WHAT THE TASK REQUIRES: Set down the material exactly. Keep every line.
★ ★ ★
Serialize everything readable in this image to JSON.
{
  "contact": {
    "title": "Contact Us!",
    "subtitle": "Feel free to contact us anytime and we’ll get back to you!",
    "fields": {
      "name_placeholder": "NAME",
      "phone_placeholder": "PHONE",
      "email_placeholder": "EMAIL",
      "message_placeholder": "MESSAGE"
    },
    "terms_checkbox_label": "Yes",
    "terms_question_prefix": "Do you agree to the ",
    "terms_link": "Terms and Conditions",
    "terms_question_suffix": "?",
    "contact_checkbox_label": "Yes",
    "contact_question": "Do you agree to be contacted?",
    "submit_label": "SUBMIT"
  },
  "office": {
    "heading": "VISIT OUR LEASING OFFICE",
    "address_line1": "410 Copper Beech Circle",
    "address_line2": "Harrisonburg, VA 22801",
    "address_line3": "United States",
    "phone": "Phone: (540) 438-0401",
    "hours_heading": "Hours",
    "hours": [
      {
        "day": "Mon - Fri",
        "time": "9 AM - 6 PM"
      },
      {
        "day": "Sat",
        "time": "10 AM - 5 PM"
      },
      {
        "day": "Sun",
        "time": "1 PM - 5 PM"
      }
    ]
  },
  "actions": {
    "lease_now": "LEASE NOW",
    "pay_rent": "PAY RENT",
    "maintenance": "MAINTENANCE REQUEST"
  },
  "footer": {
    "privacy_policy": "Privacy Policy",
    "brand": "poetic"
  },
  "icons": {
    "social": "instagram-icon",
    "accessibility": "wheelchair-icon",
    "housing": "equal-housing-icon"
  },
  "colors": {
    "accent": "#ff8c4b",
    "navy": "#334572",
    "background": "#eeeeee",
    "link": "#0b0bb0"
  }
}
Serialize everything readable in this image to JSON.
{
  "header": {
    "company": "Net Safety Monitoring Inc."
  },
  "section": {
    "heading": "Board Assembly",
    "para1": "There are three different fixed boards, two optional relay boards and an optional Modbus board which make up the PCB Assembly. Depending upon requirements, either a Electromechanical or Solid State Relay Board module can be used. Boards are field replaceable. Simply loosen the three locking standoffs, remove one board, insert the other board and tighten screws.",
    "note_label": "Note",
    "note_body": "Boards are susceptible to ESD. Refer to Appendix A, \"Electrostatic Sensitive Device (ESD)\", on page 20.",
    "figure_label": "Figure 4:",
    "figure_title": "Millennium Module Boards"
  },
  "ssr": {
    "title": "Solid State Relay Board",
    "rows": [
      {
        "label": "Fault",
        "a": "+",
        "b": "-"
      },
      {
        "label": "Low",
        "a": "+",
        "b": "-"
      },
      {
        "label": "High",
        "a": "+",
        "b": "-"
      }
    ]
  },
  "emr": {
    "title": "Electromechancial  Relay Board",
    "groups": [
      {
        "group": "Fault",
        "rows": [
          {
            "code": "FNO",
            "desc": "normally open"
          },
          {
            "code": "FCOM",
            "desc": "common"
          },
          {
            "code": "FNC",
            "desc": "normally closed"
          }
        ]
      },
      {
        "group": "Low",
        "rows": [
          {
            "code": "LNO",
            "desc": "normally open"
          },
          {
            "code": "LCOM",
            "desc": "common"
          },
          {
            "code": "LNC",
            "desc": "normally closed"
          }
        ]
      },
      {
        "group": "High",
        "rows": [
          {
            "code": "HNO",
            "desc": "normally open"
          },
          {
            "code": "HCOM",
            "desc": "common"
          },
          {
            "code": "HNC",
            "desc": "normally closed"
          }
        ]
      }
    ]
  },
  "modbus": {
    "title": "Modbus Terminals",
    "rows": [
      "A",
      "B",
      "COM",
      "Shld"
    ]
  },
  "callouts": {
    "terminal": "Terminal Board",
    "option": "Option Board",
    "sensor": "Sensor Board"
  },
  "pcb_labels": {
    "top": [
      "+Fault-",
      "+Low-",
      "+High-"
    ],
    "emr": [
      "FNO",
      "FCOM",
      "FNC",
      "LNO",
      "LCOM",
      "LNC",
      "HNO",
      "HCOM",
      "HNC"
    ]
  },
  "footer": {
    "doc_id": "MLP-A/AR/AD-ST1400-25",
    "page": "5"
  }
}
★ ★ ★
ANSWER TO THIS PROBLEM:
Serialize everything readable in this image to JSON.
{
  "contact": {
    "title": "Contact Us!",
    "subtitle": "Feel free to contact us anytime and we’ll get back to you!",
    "fields": {
      "name_placeholder": "NAME",
      "phone_placeholder": "PHONE",
      "email_placeholder": "EMAIL",
      "message_placeholder": "MESSAGE"
    },
    "terms_checkbox_label": "Yes",
    "terms_question_prefix": "Do you agree to the ",
    "terms_link": "Terms and Conditions",
    "terms_question_suffix": "?",
    "contact_checkbox_label": "Yes",
    "contact_question": "Do you agree to be contacted?",
    "submit_label": "SUBMIT"
  },
  "office": {
    "heading": "VISIT OUR LEASING OFFICE",
    "address_line1": "410 Copper Beech Circle",
    "address_line2": "Harrisonburg, VA 22801",
    "address_line3": "United States",
    "phone": "Phone: (540) 438-0401",
    "hours_heading": "Hours",
    "hours": [
      {
        "day": "Mon - Fri",
        "time": "9 AM - 6 PM"
      },
      {
        "day": "Sat",
        "time": "10 AM - 5 PM"
      },
      {
        "day": "Sun",
        "time": "1 PM - 5 PM"
      }
    ]
  },
  "actions": {
    "lease_now": "LEASE NOW",
    "pay_rent": "PAY RENT",
    "maintenance": "MAINTENANCE REQUEST"
  },
  "footer": {
    "privacy_policy": "Privacy Policy",
    "brand": "poetic"
  },
  "icons": {
    "social": "instagram-icon",
    "accessibility": "wheelchair-icon",
    "housing": "equal-housing-icon"
  },
  "colors": {
    "accent": "#ff8c4b",
    "navy": "#334572",
    "background": "#eeeeee",
    "link": "#0b0bb0"
  }
}
Serialize everything readable in this image to JSON.
{
  "header": {
    "company": "Net Safety Monitoring Inc."
  },
  "section": {
    "heading": "Board Assembly",
    "para1": "There are three different fixed boards, two optional relay boards and an optional Modbus board which make up the PCB Assembly. Depending upon requirements, either a Electromechanical or Solid State Relay Board module can be used. Boards are field replaceable. Simply loosen the three locking standoffs, remove one board, insert the other board and tighten screws.",
    "note_label": "Note",
    "note_body": "Boards are susceptible to ESD. Refer to Appendix A, \"Electrostatic Sensitive Device (ESD)\", on page 20.",
    "figure_label": "Figure 4:",
    "figure_title": "Millennium Module Boards"
  },
  "ssr": {
    "title": "Solid State Relay Board",
    "rows": [
      {
        "label": "Fault",
        "a": "+",
        "b": "-"
      },
      {
        "label": "Low",
        "a": "+",
        "b": "-"
      },
      {
        "label": "High",
        "a": "+",
        "b": "-"
      }
    ]
  },
  "emr": {
    "title": "Electromechancial  Relay Board",
    "groups": [
      {
        "group": "Fault",
        "rows": [
          {
            "code": "FNO",
            "desc": "normally open"
          },
          {
            "code": "FCOM",
            "desc": "common"
          },
          {
            "code": "FNC",
            "desc": "normally closed"
          }
        ]
      },
      {
        "group": "Low",
        "rows": [
          {
            "code": "LNO",
            "desc": "normally open"
          },
          {
            "code": "LCOM",
            "desc": "common"
          },
          {
            "code": "LNC",
            "desc": "normally closed"
          }
        ]
      },
      {
        "group": "High",
        "rows": [
          {
            "code": "HNO",
            "desc": "normally open"
          },
          {
            "code": "HCOM",
            "desc": "common"
          },
          {
            "code": "HNC",
            "desc": "normally closed"
          }
        ]
      }
    ]
  },
  "modbus": {
    "title": "Modbus Terminals",
    "rows": [
      "A",
      "B",
      "COM",
      "Shld"
    ]
  },
  "callouts": {
    "terminal": "Terminal Board",
    "option": "Option Board",
    "sensor": "Sensor Board"
  },
  "pcb_labels": {
    "top": [
      "+Fault-",
      "+Low-",
      "+High-"
    ],
    "emr": [
      "FNO",
      "FCOM",
      "FNC",
      "LNO",
      "LCOM",
      "LNC",
      "HNO",
      "HCOM",
      "HNC"
    ]
  },
  "footer": {
    "doc_id": "MLP-A/AR/AD-ST1400-25",
    "page": "5"
  }
}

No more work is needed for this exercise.